TASK DIRECTIONS: From the listing below, return each line that includes "views".

________________

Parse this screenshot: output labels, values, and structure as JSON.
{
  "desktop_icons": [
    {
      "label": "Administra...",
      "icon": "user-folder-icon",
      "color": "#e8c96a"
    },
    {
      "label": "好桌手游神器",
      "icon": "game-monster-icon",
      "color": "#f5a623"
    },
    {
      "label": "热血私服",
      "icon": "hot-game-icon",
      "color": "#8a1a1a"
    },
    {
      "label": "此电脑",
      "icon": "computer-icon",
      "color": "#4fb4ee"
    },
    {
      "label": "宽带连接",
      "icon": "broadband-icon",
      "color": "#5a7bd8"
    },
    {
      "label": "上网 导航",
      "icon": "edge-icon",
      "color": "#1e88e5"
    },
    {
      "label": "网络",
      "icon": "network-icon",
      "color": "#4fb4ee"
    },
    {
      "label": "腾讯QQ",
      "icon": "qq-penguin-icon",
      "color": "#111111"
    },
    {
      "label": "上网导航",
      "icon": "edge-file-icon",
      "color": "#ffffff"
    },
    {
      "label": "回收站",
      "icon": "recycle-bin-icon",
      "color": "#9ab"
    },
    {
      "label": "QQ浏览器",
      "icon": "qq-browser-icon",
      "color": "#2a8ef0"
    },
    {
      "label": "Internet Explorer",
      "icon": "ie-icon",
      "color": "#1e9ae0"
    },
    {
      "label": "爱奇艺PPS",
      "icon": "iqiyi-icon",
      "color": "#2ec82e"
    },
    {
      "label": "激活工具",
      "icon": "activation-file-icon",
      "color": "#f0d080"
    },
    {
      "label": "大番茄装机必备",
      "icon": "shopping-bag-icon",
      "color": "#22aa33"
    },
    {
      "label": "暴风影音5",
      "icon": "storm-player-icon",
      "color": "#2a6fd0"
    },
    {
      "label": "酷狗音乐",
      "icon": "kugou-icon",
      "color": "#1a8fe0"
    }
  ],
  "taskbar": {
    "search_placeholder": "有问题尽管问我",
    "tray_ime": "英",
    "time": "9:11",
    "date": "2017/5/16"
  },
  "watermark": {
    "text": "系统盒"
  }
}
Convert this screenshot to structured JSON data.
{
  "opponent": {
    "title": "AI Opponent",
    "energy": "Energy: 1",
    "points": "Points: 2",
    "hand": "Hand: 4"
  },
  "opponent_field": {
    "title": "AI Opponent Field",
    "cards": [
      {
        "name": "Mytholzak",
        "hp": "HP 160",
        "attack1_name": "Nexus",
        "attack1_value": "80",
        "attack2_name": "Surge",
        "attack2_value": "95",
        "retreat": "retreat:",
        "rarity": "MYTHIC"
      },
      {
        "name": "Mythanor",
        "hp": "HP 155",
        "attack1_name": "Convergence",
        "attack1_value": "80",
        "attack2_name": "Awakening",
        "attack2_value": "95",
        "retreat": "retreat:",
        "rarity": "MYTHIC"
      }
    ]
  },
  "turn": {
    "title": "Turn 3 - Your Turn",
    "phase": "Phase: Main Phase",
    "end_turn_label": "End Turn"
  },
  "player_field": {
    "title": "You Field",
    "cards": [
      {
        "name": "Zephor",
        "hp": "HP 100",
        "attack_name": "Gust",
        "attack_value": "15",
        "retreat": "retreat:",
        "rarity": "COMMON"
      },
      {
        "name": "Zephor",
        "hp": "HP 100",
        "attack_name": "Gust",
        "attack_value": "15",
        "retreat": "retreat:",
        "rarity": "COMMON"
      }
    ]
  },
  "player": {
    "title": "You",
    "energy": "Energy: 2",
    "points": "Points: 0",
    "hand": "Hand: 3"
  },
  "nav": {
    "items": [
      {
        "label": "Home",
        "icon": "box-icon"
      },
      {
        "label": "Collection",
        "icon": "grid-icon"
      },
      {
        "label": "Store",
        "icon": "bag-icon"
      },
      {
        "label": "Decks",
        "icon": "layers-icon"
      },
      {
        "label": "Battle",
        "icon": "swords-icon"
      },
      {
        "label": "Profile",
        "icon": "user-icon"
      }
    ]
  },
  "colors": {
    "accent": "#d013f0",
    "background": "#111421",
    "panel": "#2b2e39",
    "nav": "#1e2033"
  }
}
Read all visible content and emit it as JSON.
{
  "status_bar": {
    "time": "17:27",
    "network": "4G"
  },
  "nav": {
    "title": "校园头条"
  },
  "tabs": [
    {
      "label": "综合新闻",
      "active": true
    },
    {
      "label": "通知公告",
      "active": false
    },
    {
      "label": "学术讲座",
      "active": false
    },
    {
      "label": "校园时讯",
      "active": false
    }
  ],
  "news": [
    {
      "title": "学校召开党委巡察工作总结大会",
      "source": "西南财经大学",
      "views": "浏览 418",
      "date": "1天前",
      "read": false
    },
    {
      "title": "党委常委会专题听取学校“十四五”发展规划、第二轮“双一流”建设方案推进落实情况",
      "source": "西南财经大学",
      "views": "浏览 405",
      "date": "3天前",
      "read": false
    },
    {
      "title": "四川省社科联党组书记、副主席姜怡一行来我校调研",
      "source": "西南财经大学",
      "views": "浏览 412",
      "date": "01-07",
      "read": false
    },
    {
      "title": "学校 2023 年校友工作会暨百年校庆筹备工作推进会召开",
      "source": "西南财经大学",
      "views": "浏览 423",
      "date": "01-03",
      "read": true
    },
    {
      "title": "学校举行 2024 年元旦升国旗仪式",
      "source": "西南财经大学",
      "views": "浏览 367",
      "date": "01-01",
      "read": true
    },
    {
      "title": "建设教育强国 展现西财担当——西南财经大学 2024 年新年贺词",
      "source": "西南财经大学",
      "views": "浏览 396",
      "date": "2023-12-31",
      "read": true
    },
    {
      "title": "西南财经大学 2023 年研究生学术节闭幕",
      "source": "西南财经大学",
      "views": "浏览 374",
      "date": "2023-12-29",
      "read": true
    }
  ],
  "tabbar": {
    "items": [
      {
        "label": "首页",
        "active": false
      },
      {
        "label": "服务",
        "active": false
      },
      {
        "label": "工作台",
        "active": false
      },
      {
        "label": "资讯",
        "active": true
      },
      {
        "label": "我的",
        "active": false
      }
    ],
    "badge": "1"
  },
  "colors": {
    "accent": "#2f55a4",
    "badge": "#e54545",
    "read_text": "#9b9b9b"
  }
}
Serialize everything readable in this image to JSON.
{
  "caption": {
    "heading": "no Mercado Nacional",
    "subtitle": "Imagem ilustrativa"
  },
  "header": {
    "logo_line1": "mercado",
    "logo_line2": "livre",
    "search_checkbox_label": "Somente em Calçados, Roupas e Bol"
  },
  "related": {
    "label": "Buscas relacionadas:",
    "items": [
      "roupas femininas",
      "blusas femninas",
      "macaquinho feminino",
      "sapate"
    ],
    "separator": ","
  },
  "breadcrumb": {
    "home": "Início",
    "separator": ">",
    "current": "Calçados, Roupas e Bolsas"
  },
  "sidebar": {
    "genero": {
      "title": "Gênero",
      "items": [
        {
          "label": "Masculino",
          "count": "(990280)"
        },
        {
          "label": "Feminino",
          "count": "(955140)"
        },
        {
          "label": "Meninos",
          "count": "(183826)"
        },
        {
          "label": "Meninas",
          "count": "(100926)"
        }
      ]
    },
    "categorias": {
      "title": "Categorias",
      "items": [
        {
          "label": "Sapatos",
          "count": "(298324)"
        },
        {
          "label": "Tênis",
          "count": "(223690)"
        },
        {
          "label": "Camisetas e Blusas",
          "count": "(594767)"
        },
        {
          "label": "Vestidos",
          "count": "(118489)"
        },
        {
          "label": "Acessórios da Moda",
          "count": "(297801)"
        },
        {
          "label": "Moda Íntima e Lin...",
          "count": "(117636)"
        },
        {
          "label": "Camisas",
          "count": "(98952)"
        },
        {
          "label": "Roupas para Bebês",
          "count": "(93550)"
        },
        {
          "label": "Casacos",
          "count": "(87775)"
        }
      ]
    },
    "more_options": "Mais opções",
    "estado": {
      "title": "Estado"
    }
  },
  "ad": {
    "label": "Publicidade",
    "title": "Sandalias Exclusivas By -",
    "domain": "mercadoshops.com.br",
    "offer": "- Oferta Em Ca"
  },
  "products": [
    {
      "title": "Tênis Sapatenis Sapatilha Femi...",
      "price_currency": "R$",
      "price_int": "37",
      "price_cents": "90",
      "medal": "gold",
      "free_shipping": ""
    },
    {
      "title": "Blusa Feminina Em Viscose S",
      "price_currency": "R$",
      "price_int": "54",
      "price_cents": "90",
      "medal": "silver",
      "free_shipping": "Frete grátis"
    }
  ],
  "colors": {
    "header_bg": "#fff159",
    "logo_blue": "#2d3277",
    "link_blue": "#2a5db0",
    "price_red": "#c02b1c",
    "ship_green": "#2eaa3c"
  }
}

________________

RESULT:
      "views": "浏览 418",
      "views": "浏览 405",
      "views": "浏览 412",
      "views": "浏览 423",
      "views": "浏览 367",
      "views": "浏览 396",
      "views": "浏览 374",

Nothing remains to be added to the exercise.